▸ **Task objective**:
Reproduce every record below exactly, with the pictures left out.

▸ **Supplied information**:
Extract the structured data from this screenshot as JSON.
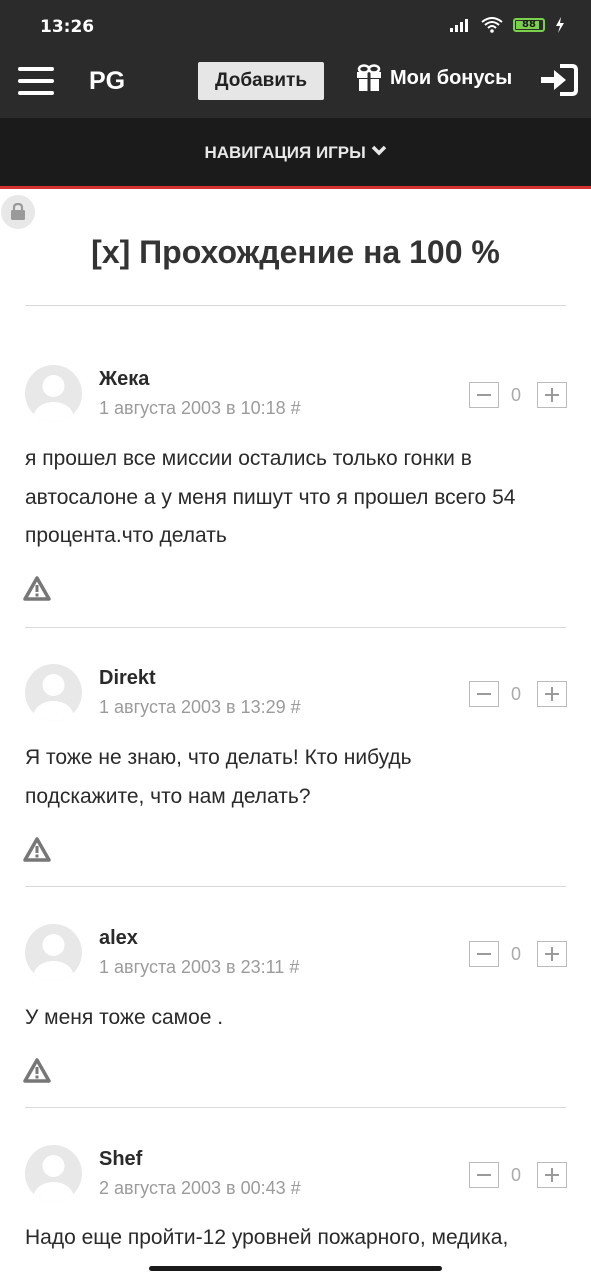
{
  "status": {
    "time": "13:26",
    "battery": "88",
    "battery_level": 0.88
  },
  "header": {
    "logo": "PG",
    "add_label": "Добавить",
    "bonus_label": "Мои бонусы"
  },
  "nav": {
    "label": "НАВИГАЦИЯ ИГРЫ"
  },
  "page": {
    "title": "[x] Прохождение на 100 %"
  },
  "comments": [
    {
      "author": "Жека",
      "date": "1 августа 2003 в 10:18 #",
      "score": "0",
      "text": [
        "я прошел все миссии остались только гонки в",
        "автосалоне а у меня пишут что я прошел всего 54",
        "процента.что делать"
      ]
    },
    {
      "author": "Direkt",
      "date": "1 августа 2003 в 13:29 #",
      "score": "0",
      "text": [
        "Я тоже не знаю, что делать! Кто нибудь",
        "подскажите, что нам делать?"
      ]
    },
    {
      "author": "alex",
      "date": "1 августа 2003 в 23:11 #",
      "score": "0",
      "text": [
        "У меня тоже самое ."
      ]
    },
    {
      "author": "Shef",
      "date": "2 августа 2003 в 00:43 #",
      "score": "0",
      "text": [
        "Надо еще пройти-12 уровней пожарного, медика,"
      ]
    }
  ],
  "colors": {
    "bar": "#2b2b2b",
    "nav": "#1b1b1b",
    "accent": "#d43131",
    "battery": "#7bd14a"
  },
  "icons": [
    "hamburger-icon",
    "gift-icon",
    "login-icon",
    "chevron-down-icon",
    "lock-icon",
    "avatar-placeholder-icon",
    "warning-icon",
    "minus-icon",
    "plus-icon",
    "signal-icon",
    "wifi-icon",
    "battery-icon",
    "charging-icon"
  ]
}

▸ **Answer box**:
Extract the structured data from this screenshot as JSON.
{
  "status": {
    "time": "13:26",
    "battery": "88",
    "battery_level": 0.88
  },
  "header": {
    "logo": "PG",
    "add_label": "Добавить",
    "bonus_label": "Мои бонусы"
  },
  "nav": {
    "label": "НАВИГАЦИЯ ИГРЫ"
  },
  "page": {
    "title": "[x] Прохождение на 100 %"
  },
  "comments": [
    {
      "author": "Жека",
      "date": "1 августа 2003 в 10:18 #",
      "score": "0",
      "text": [
        "я прошел все миссии остались только гонки в",
        "автосалоне а у меня пишут что я прошел всего 54",
        "процента.что делать"
      ]
    },
    {
      "author": "Direkt",
      "date": "1 августа 2003 в 13:29 #",
      "score": "0",
      "text": [
        "Я тоже не знаю, что делать! Кто нибудь",
        "подскажите, что нам делать?"
      ]
    },
    {
      "author": "alex",
      "date": "1 августа 2003 в 23:11 #",
      "score": "0",
      "text": [
        "У меня тоже самое ."
      ]
    },
    {
      "author": "Shef",
      "date": "2 августа 2003 в 00:43 #",
      "score": "0",
      "text": [
        "Надо еще пройти-12 уровней пожарного, медика,"
      ]
    }
  ],
  "colors": {
    "bar": "#2b2b2b",
    "nav": "#1b1b1b",
    "accent": "#d43131",
    "battery": "#7bd14a"
  },
  "icons": [
    "hamburger-icon",
    "gift-icon",
    "login-icon",
    "chevron-down-icon",
    "lock-icon",
    "avatar-placeholder-icon",
    "warning-icon",
    "minus-icon",
    "plus-icon",
    "signal-icon",
    "wifi-icon",
    "battery-icon",
    "charging-icon"
  ]
}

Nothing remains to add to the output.